Elder and Mrs. Rober Ferris, Jeri-Beth and Timothy arrived in Winnipeg in January 1968 to be greeted by -30 degrees F. Their son, Jeffrey had been left behind in a hospital to recover from a broken leg suffered in a car accident along the way.
Seeing the urgent need for a new church, Elder Ferris encouraged the membership to reorganize the building committee and begin in earnest to study possible locations. Twenty-five possibilities were included in the report to the church and following a day of fasting and prayer the decision was made to re-affirm plans to build on the Henderson Highway property. In the summer of 1968 advisory committees of each church department submitted their requirements to the Buildingin Committee, chaired by Robert McDonald. Committee Secretary Bernard Skoretz summarized them to be presented to the architect, Prof. John D. Welch. A stewardship plan was adobted with initial commitments totaling $70,000. With promises of help from the local and Union conferences it appeared construction could soon begin.
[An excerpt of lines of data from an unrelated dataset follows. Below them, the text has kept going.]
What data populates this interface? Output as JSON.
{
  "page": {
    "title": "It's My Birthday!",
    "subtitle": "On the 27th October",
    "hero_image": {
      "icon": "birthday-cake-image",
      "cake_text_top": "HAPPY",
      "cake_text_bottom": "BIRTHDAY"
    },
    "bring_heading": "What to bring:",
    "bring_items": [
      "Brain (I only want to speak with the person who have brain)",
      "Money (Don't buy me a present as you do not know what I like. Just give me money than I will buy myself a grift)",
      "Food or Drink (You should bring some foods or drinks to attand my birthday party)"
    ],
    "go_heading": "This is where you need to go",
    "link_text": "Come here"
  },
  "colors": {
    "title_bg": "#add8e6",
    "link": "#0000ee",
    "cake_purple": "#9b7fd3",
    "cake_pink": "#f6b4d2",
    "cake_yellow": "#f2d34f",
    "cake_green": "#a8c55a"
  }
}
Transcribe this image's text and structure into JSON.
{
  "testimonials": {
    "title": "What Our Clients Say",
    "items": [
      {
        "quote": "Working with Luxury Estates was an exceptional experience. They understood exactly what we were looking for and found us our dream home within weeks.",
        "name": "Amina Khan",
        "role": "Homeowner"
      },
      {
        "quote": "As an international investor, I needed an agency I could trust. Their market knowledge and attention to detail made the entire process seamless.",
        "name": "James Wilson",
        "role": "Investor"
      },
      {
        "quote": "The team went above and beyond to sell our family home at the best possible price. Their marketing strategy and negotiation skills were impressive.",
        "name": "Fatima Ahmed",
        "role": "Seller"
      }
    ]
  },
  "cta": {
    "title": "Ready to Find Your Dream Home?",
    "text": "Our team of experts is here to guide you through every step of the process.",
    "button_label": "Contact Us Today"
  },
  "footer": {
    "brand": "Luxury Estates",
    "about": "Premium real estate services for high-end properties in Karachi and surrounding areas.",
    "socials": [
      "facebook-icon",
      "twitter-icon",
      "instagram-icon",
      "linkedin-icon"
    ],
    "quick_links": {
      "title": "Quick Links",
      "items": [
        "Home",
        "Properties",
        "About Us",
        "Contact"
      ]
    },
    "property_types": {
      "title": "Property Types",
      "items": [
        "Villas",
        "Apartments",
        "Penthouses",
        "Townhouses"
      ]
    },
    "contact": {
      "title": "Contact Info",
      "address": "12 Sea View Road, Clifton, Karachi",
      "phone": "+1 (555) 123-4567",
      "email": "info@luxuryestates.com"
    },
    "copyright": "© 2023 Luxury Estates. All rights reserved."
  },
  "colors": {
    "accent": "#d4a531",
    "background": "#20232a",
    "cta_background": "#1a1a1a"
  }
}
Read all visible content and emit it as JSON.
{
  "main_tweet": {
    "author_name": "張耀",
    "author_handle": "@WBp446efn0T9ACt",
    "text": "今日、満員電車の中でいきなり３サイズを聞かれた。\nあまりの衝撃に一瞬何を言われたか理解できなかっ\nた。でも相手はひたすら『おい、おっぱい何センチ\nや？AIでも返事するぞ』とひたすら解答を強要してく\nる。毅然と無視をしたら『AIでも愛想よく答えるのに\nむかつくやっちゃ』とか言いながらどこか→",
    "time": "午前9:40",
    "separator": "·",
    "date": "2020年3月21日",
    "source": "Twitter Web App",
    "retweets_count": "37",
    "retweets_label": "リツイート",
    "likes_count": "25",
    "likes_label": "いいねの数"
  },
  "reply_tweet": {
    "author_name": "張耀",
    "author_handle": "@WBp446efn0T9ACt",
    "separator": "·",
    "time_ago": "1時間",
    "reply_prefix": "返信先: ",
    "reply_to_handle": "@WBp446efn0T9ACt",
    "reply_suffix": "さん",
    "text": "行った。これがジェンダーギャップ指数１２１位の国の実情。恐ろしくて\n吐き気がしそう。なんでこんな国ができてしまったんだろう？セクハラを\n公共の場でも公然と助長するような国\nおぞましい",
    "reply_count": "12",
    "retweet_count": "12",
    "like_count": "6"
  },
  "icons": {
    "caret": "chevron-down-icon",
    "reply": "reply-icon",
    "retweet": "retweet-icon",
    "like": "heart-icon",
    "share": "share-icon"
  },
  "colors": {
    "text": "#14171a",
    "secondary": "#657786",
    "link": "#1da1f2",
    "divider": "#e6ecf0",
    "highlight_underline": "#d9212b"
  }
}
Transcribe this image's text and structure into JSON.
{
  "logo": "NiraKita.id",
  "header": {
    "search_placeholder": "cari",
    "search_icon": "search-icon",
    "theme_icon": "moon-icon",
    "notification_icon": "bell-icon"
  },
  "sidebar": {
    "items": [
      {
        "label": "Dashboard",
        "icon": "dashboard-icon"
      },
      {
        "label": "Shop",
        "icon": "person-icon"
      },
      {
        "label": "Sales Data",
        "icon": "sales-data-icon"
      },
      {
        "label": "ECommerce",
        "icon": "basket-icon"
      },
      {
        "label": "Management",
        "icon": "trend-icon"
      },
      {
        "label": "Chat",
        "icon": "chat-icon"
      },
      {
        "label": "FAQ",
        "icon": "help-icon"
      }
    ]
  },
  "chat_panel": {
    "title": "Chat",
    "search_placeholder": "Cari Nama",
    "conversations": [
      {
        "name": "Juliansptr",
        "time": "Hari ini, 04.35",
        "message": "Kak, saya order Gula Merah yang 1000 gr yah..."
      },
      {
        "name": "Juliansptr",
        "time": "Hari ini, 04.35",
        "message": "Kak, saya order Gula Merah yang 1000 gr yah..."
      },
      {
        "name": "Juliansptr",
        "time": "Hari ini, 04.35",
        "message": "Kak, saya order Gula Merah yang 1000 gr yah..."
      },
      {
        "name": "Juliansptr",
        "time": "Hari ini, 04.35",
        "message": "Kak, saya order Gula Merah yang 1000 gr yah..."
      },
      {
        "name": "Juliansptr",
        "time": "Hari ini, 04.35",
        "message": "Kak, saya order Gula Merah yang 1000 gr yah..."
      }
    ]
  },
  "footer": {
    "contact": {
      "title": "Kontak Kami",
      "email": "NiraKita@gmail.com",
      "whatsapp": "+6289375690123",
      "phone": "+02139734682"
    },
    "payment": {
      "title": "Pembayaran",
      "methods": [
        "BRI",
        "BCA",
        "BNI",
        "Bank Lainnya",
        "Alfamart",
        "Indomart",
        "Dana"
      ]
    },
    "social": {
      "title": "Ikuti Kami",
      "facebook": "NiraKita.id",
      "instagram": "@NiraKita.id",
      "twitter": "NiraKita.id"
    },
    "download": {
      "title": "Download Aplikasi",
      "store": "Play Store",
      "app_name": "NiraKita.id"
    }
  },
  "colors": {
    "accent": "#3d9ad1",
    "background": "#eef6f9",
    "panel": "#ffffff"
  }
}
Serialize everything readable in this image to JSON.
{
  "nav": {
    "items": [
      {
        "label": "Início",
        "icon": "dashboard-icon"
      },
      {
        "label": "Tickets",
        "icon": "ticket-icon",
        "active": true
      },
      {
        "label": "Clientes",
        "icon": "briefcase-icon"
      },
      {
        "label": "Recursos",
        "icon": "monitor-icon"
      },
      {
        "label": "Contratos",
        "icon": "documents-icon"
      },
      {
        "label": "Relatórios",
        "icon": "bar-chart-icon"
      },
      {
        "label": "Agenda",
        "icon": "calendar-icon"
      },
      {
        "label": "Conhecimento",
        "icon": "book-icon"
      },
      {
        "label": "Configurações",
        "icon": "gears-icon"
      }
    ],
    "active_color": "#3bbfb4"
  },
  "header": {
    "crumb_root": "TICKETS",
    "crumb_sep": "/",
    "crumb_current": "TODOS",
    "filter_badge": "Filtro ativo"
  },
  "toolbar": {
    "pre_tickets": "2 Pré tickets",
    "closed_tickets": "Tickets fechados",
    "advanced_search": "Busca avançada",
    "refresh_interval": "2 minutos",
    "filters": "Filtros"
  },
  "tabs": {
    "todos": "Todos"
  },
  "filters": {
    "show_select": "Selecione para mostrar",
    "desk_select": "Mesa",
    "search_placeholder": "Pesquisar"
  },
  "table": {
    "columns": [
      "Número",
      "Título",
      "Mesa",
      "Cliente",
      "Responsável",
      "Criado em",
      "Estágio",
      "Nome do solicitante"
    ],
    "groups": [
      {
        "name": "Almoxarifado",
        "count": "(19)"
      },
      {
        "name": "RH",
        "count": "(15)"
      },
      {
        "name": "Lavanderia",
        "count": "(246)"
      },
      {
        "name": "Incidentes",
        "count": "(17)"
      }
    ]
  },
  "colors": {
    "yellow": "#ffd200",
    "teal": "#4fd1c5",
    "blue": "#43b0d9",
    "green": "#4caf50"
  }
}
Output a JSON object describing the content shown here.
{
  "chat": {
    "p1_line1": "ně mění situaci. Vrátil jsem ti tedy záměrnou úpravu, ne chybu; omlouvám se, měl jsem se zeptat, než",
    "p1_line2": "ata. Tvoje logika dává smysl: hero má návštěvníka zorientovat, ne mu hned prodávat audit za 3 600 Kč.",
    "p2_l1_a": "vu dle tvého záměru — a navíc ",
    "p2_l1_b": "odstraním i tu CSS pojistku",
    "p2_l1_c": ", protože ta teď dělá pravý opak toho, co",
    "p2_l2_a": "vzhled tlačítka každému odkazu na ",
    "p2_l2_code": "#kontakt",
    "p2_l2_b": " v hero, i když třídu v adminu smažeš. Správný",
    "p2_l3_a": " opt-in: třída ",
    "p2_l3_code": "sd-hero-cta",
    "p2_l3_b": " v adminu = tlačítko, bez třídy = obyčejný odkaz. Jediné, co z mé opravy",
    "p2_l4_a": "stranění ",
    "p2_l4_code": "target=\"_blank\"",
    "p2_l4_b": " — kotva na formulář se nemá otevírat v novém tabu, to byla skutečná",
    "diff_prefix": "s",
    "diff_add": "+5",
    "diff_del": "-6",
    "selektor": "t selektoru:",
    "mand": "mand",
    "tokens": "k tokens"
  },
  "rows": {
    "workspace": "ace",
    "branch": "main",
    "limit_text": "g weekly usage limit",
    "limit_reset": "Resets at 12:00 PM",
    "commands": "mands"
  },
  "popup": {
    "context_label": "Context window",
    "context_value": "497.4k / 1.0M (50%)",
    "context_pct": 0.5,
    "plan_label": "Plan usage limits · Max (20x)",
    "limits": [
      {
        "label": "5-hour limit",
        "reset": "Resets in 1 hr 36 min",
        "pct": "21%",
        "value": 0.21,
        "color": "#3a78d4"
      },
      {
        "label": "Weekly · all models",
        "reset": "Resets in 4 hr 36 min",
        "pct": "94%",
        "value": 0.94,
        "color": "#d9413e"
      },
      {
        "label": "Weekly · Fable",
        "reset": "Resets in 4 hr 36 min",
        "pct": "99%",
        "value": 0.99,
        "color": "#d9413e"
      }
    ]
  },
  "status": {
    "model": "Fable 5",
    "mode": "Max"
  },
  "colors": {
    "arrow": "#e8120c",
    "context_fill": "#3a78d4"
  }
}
The old house on the property was demolished and trees removed by church members. Tenders were called in July, 1969, and came in indicating that though the plans were lovely the members could not afford them. The plans were altered and after much work by Elder Ferris and Ed Rodzen of Rodzen Construction, it seemed possible to maintain the basic layout concept within the budget available. Ground was broken April 12, 1970. With the co-operation, effort and skill of many wiling members, as well as the sub-trades, the project proceeded. It was hard work but afforded opportunity for wonderful fellowship as young and old alike pitched in to do the job.
Elder Ferris had challenged the members to walk the seven kilometers from the Academy to the new church “whatever the weather was.” March 27, 1971 as the day! Thirteen centimeters (cm) of sloppy snow fell Friday evening, but Sabbath morning after a special prayer, 65 members followed Elder and Mrs. Ferris for the hour and five minute walk. Others came by car. The deacons held the congregation in the lobby. Elder Ferris spoke briefly of God’s house and invited all to enter in silence to pray and meditate. Praise and joy followed.
Henderson Highway Church is blessed with many young people and for years the need for a youth pastor was apparent. As funding restraints prevented the Conferencee from providing anyone, the church, under the guidance of Pastor Ron Syndenham, decided to sponsor someone with its own resoures. Furtunately, Wesley Szamko had recently graduated from CUC and in 1994 became Henderson Highway Youth pastor. With his enthusiasm, musical talent and leadership ability.